## EXERCISE DESCRIPTION
Every entry is to be printed again precisely as given.
INPUT START
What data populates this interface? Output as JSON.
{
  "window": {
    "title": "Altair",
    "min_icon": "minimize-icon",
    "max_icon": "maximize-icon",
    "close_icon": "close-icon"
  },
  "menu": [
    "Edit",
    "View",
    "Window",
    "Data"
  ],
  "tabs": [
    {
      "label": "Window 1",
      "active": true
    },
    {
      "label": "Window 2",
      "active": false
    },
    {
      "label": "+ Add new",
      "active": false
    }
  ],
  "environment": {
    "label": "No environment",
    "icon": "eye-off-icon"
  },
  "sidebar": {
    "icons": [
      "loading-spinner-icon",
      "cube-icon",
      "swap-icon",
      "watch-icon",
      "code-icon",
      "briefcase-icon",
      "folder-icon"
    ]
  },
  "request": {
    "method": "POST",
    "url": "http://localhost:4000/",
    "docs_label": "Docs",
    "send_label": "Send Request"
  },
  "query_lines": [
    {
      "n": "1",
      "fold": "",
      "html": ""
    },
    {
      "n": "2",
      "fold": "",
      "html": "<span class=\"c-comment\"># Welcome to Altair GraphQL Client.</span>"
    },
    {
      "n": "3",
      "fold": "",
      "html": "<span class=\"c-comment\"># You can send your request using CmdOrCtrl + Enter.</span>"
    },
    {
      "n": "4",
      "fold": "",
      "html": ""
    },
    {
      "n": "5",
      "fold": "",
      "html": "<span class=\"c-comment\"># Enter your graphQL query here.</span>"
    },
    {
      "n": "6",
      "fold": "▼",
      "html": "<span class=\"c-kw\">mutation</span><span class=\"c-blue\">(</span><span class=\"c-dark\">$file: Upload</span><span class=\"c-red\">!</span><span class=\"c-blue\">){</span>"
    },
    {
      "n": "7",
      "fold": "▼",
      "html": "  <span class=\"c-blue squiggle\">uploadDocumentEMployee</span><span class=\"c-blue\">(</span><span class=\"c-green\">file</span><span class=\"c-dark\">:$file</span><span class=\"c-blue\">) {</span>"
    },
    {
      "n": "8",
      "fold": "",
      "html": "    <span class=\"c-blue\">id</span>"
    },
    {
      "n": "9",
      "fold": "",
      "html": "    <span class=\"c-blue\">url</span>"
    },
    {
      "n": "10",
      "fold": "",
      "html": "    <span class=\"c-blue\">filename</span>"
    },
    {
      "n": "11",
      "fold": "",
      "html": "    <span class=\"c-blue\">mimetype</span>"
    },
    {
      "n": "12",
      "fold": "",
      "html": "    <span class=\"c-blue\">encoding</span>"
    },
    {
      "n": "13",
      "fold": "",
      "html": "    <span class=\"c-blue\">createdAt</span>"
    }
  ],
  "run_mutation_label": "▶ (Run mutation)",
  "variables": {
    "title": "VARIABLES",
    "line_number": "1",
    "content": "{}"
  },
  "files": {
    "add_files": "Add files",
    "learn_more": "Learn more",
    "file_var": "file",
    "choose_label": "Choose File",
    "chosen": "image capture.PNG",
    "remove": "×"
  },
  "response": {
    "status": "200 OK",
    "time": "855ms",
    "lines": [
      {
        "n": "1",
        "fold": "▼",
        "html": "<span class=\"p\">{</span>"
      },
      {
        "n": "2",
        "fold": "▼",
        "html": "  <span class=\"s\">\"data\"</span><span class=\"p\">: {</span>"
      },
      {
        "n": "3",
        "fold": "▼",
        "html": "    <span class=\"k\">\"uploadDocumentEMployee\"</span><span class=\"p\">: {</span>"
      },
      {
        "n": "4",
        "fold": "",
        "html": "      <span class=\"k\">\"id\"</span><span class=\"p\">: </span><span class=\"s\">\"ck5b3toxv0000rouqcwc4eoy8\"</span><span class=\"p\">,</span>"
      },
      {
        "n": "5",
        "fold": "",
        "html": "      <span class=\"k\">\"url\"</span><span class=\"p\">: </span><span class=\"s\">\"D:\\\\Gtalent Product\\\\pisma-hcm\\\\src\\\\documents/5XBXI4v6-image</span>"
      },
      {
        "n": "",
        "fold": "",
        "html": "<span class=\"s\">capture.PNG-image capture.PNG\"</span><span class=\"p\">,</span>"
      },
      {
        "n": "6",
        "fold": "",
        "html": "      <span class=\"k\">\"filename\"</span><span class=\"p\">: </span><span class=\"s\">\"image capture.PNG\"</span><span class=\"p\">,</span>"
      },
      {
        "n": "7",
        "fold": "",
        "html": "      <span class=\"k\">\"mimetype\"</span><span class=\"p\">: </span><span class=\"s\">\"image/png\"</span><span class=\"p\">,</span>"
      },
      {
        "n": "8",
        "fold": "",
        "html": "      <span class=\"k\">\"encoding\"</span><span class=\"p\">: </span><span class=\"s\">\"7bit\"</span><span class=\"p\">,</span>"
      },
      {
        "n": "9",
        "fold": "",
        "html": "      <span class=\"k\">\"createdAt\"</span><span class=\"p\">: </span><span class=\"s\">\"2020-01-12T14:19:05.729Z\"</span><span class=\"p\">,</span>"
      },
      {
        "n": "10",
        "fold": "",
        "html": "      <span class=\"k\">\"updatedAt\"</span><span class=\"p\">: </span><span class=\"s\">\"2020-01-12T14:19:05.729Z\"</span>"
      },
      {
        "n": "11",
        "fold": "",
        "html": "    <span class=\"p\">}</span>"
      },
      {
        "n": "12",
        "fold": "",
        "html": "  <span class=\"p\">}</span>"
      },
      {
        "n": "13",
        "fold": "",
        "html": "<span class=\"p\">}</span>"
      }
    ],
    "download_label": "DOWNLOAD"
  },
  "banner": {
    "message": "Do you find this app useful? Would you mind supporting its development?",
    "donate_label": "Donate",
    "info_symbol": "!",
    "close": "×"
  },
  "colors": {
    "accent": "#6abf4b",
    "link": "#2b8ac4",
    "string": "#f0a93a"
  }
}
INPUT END
## SOLUTION TO THIS TASK
What data populates this interface? Output as JSON.
{
  "window": {
    "title": "Altair",
    "min_icon": "minimize-icon",
    "max_icon": "maximize-icon",
    "close_icon": "close-icon"
  },
  "menu": [
    "Edit",
    "View",
    "Window",
    "Data"
  ],
  "tabs": [
    {
      "label": "Window 1",
      "active": true
    },
    {
      "label": "Window 2",
      "active": false
    },
    {
      "label": "+ Add new",
      "active": false
    }
  ],
  "environment": {
    "label": "No environment",
    "icon": "eye-off-icon"
  },
  "sidebar": {
    "icons": [
      "loading-spinner-icon",
      "cube-icon",
      "swap-icon",
      "watch-icon",
      "code-icon",
      "briefcase-icon",
      "folder-icon"
    ]
  },
  "request": {
    "method": "POST",
    "url": "http://localhost:4000/",
    "docs_label": "Docs",
    "send_label": "Send Request"
  },
  "query_lines": [
    {
      "n": "1",
      "fold": "",
      "html": ""
    },
    {
      "n": "2",
      "fold": "",
      "html": "<span class=\"c-comment\"># Welcome to Altair GraphQL Client.</span>"
    },
    {
      "n": "3",
      "fold": "",
      "html": "<span class=\"c-comment\"># You can send your request using CmdOrCtrl + Enter.</span>"
    },
    {
      "n": "4",
      "fold": "",
      "html": ""
    },
    {
      "n": "5",
      "fold": "",
      "html": "<span class=\"c-comment\"># Enter your graphQL query here.</span>"
    },
    {
      "n": "6",
      "fold": "▼",
      "html": "<span class=\"c-kw\">mutation</span><span class=\"c-blue\">(</span><span class=\"c-dark\">$file: Upload</span><span class=\"c-red\">!</span><span class=\"c-blue\">){</span>"
    },
    {
      "n": "7",
      "fold": "▼",
      "html": "  <span class=\"c-blue squiggle\">uploadDocumentEMployee</span><span class=\"c-blue\">(</span><span class=\"c-green\">file</span><span class=\"c-dark\">:$file</span><span class=\"c-blue\">) {</span>"
    },
    {
      "n": "8",
      "fold": "",
      "html": "    <span class=\"c-blue\">id</span>"
    },
    {
      "n": "9",
      "fold": "",
      "html": "    <span class=\"c-blue\">url</span>"
    },
    {
      "n": "10",
      "fold": "",
      "html": "    <span class=\"c-blue\">filename</span>"
    },
    {
      "n": "11",
      "fold": "",
      "html": "    <span class=\"c-blue\">mimetype</span>"
    },
    {
      "n": "12",
      "fold": "",
      "html": "    <span class=\"c-blue\">encoding</span>"
    },
    {
      "n": "13",
      "fold": "",
      "html": "    <span class=\"c-blue\">createdAt</span>"
    }
  ],
  "run_mutation_label": "▶ (Run mutation)",
  "variables": {
    "title": "VARIABLES",
    "line_number": "1",
    "content": "{}"
  },
  "files": {
    "add_files": "Add files",
    "learn_more": "Learn more",
    "file_var": "file",
    "choose_label": "Choose File",
    "chosen": "image capture.PNG",
    "remove": "×"
  },
  "response": {
    "status": "200 OK",
    "time": "855ms",
    "lines": [
      {
        "n": "1",
        "fold": "▼",
        "html": "<span class=\"p\">{</span>"
      },
      {
        "n": "2",
        "fold": "▼",
        "html": "  <span class=\"s\">\"data\"</span><span class=\"p\">: {</span>"
      },
      {
        "n": "3",
        "fold": "▼",
        "html": "    <span class=\"k\">\"uploadDocumentEMployee\"</span><span class=\"p\">: {</span>"
      },
      {
        "n": "4",
        "fold": "",
        "html": "      <span class=\"k\">\"id\"</span><span class=\"p\">: </span><span class=\"s\">\"ck5b3toxv0000rouqcwc4eoy8\"</span><span class=\"p\">,</span>"
      },
      {
        "n": "5",
        "fold": "",
        "html": "      <span class=\"k\">\"url\"</span><span class=\"p\">: </span><span class=\"s\">\"D:\\\\Gtalent Product\\\\pisma-hcm\\\\src\\\\documents/5XBXI4v6-image</span>"
      },
      {
        "n": "",
        "fold": "",
        "html": "<span class=\"s\">capture.PNG-image capture.PNG\"</span><span class=\"p\">,</span>"
      },
      {
        "n": "6",
        "fold": "",
        "html": "      <span class=\"k\">\"filename\"</span><span class=\"p\">: </span><span class=\"s\">\"image capture.PNG\"</span><span class=\"p\">,</span>"
      },
      {
        "n": "7",
        "fold": "",
        "html": "      <span class=\"k\">\"mimetype\"</span><span class=\"p\">: </span><span class=\"s\">\"image/png\"</span><span class=\"p\">,</span>"
      },
      {
        "n": "8",
        "fold": "",
        "html": "      <span class=\"k\">\"encoding\"</span><span class=\"p\">: </span><span class=\"s\">\"7bit\"</span><span class=\"p\">,</span>"
      },
      {
        "n": "9",
        "fold": "",
        "html": "      <span class=\"k\">\"createdAt\"</span><span class=\"p\">: </span><span class=\"s\">\"2020-01-12T14:19:05.729Z\"</span><span class=\"p\">,</span>"
      },
      {
        "n": "10",
        "fold": "",
        "html": "      <span class=\"k\">\"updatedAt\"</span><span class=\"p\">: </span><span class=\"s\">\"2020-01-12T14:19:05.729Z\"</span>"
      },
      {
        "n": "11",
        "fold": "",
        "html": "    <span class=\"p\">}</span>"
      },
      {
        "n": "12",
        "fold": "",
        "html": "  <span class=\"p\">}</span>"
      },
      {
        "n": "13",
        "fold": "",
        "html": "<span class=\"p\">}</span>"
      }
    ],
    "download_label": "DOWNLOAD"
  },
  "banner": {
    "message": "Do you find this app useful? Would you mind supporting its development?",
    "donate_label": "Donate",
    "info_symbol": "!",
    "close": "×"
  },
  "colors": {
    "accent": "#6abf4b",
    "link": "#2b8ac4",
    "string": "#f0a93a"
  }
}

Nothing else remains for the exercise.